by Jason P. Smith
St. Anthony Hospitals of Denver offer a helpful, rewarding and comforting element to expectant mothers and their families through the Doula Program, the only national program that provides Spanish-speaking doulas in the hospital who are trained birth assistants to women in labor and delivery. Those who serve as Doulas are certified, well-trained, bilingual women, working as a bridge between the mother and the medical team.
By serving as a communicator, coach and comforter, Doulas help alleviate much of the stress and perceived danger that promotes emotional and physiological complications that may be associated with child birth.
The name of the program is derived from the Greek word "doulas," which means "women in service of another." Since its inception in January 1999, the program has grown in both patients and those who serve as Doulas to expectant mothers. When the program began there was only one doula who worked many hours to try and get the program up and running.

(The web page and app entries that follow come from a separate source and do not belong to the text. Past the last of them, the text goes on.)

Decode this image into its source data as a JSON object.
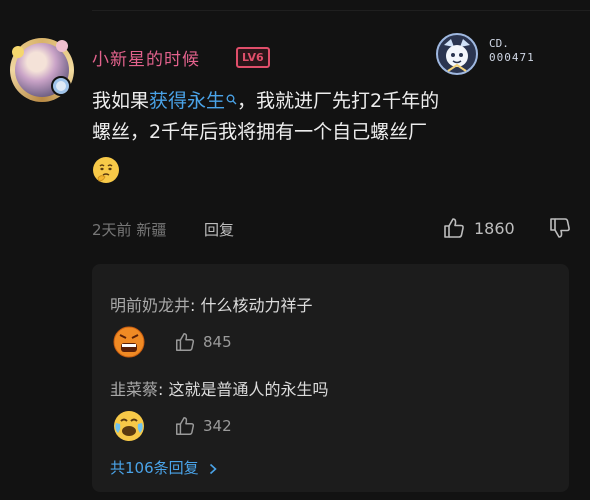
{
  "comment": {
    "username": "小新星的时候",
    "level": "LV6",
    "medal": {
      "label": "CD.",
      "number": "000471"
    },
    "text_parts": {
      "before": "我如果",
      "keyword": "获得永生",
      "after_line1": "，我就进厂先打2千年的",
      "line2": "螺丝，2千年后我将拥有一个自己螺丝厂"
    },
    "time": "2天前",
    "location": "新疆",
    "reply_label": "回复",
    "likes": "1860"
  },
  "replies": [
    {
      "author": "明前奶龙井",
      "text": "什么核动力祥子",
      "likes": "845"
    },
    {
      "author": "韭菜蔡",
      "text": "这就是普通人的永生吗",
      "likes": "342"
    }
  ],
  "more_replies": "共106条回复",
  "icons": {
    "thumb_up": "thumb-up-icon",
    "thumb_down": "thumb-down-icon",
    "search": "search-icon",
    "chevron": "chevron-right-icon"
  },
  "colors": {
    "username": "#e2628c",
    "link": "#4aa3e8",
    "level": "#e04e6a",
    "background": "#121212"
  }
}
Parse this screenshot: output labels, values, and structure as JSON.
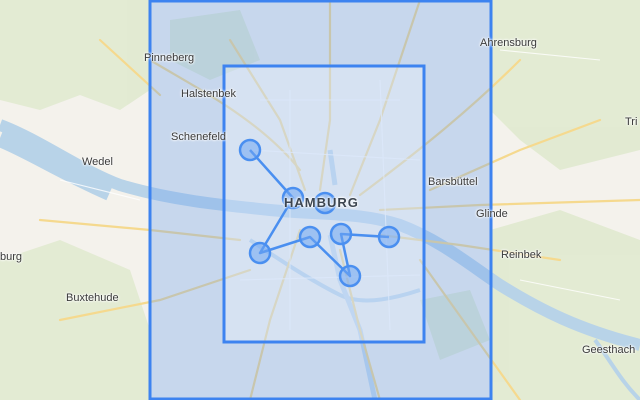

Today, there currently are 17 doulas working in the St. Anthony program. The training process for those who work in this program requires an observation period and getting professionally trained for the position.
"The observing makes all the difference," said Lisa Saldaña, who has been a doula for six years and with the St. Anthony program for three years. "It gives both us and the person thinking about becoming a doula a chance to make further decisions. It’s not always happy – you have to be strong enough to support the family and those around you."
The efforts have proved quite effective over the years. Through the collaborative efforts of Clinica Campesina and the Family Medical Clinics, the Doula Program has served 1,300 women during the delivery of their babies. The program has a strong impact on the success of the delivery as well. National data indicates that the presence of a doula reduces painkiller use by one-third for mothers, decreases the cesarean rates by about one-half and reduces the average length of labor by 45 minutes.
It is speculated that these medical outcomes result when anxiety is reduced and women feel safe, calm and supported during labor. These emotional states positively alter plasma hormones, favoring shorter labor and better fetal heart rates.
"People are genuinely grateful for what we do," Saldaña said. "You get immediate praise, and I enjoy helping the fathers – many have not had the opportunity to be in the labor room before.
"Most of them act like tough guys, but their worried about their wives – one of our roles also is to reassure the fathers and the family members."
Saldaña said she thinks it really makes a difference having the fathers present during the labor and delivery process. "Men get to see what the women go through, and I think this helps a great deal with the bonding and nurturing," she said. "I think it’s more bonding for the marriage as well."
There also is a strong bond that forms between the doulas and the medical staff. "I think we’re very much appreciated," Saldaña said. "It’s nice to have residents sometimes look to us for advice, and by helping relieve the tension the mother is more relaxed, which makes it easier on everyone."
The program, which set out with a goal to observe 650 deliveries this past year, exceeded its goal, but according to Carole Zook, Family Education Coordinator and Coordinator of St. Anthony’s Doula program, it would not have mattered if they fell short of their goal because they did a good job regardless.
The Doula Program at St. Anthony’s is a service that works well with the poor and disadvantaged, focusing on making the experience of childbirth a comfortable and pleasant one.
Mothers who have gone through the process of childbirth with a doula from St. Anthony’s said it was an important element in helping to explain their pain; understanding what is happening and helping to eliminate their fear of doctors and hospitals.
Saldaña said that through her work with St. Anthony’s she has seen many patients and husbands who have been scared during the process of childbirth, but were comforted once she was able to explain the situation and let them know that what was happening was normal.
"There’s always the stereotype of Latino men being kind of tough men," Saldaña said. "I’ve seen so many Latino men cry as they get wrapped up in all the emotion of the childbirth – it may be the only time I’ll see them cry," she added with a smile.
"It is an exhausting job, but good exhausting," Saldaña said. "It is both an emotional job and a physical job, so it can be pretty hard at times – but it’s very rewarding."